’ It is a natural instinct to think why don’t they just leave, and it is hard to understand, but it isn’t just as easy as that.” Officials interviewed agreed that education and awareness are key to recognizing and helping stop domestic violence.

“It doesn’t matter if you are educated or a male or female, domestic violence has been around.” “People don’t think that the crime can happen, but it does.

It happens all the way up: race, age, education,” Humphrey said.

“You would have no problem calling in a drunk driver, but you would think twice if someone grabs another,” Chavez said. ” “[The other hard thing is] if we are paying attention and we see that a friend of ours is in an unhealthy relationship, what do we do? “We all have this capacity to put on our superhero cape and swoop in and save the day, making the assumption that your friend wants to be saved.

Sometimes they don’t or they aren’t ready to accept that part of their relationship yet.” Victims need to make the decision themselves to leave the relationship and often it will take about seven times and going through a cycle of abuse before the victim leaves for good, Malsam said.

For this reason, many domestic violence crimes do not get reported because the victim will be fearful to report or leave the offender.

“Domestic violence is about power and control that a person wants over another person,” Johnston said.

Seventy percent of people who are murdered by their partner are murdered after they leave the relationship, because the offender will often feel as if they lost control and try to get it back with force, according to Laura Williams, volunteer coordinator at Crossroads Safehouse in Fort Collins.

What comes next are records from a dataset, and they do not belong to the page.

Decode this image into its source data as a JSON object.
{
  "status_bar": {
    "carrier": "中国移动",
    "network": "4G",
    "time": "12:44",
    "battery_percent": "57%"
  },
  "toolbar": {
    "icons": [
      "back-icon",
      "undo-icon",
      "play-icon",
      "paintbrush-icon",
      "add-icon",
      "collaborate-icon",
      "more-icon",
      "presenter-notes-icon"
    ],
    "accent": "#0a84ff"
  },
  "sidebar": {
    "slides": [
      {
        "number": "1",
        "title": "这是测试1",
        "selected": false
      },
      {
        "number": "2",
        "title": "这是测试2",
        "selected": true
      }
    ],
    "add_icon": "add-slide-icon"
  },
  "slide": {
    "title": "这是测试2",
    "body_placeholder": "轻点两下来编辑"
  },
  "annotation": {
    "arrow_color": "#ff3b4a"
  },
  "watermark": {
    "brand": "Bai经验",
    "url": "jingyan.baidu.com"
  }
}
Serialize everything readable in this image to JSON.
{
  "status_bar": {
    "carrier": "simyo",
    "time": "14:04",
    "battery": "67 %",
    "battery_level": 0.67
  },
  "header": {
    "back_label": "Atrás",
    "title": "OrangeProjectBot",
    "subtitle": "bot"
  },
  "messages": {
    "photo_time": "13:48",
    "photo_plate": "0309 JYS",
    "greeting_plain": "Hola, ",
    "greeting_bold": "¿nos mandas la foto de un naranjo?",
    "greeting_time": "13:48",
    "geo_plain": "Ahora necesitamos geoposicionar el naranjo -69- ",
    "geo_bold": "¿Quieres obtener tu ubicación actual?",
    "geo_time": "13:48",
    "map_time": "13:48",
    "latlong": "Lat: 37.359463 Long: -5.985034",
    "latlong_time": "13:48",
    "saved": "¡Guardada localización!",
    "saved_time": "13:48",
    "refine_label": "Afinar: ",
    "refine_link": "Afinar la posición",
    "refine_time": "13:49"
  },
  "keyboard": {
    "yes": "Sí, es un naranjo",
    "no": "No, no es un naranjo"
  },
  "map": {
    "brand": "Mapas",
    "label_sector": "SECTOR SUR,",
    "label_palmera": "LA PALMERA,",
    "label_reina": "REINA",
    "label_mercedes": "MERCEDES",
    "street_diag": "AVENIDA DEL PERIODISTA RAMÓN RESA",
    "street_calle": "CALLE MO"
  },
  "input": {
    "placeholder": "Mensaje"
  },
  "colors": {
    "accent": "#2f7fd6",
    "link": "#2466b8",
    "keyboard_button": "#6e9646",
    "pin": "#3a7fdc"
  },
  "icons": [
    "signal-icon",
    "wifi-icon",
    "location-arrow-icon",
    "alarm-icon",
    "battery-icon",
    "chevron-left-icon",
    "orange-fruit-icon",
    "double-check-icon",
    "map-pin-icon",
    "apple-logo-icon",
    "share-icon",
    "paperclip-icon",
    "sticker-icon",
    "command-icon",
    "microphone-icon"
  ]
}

“It is more than just a decision [to leave],” Williams said.

During orientation when first year students set foot on Colorado Mesa University’s campus, employees hold domestic violence presentations.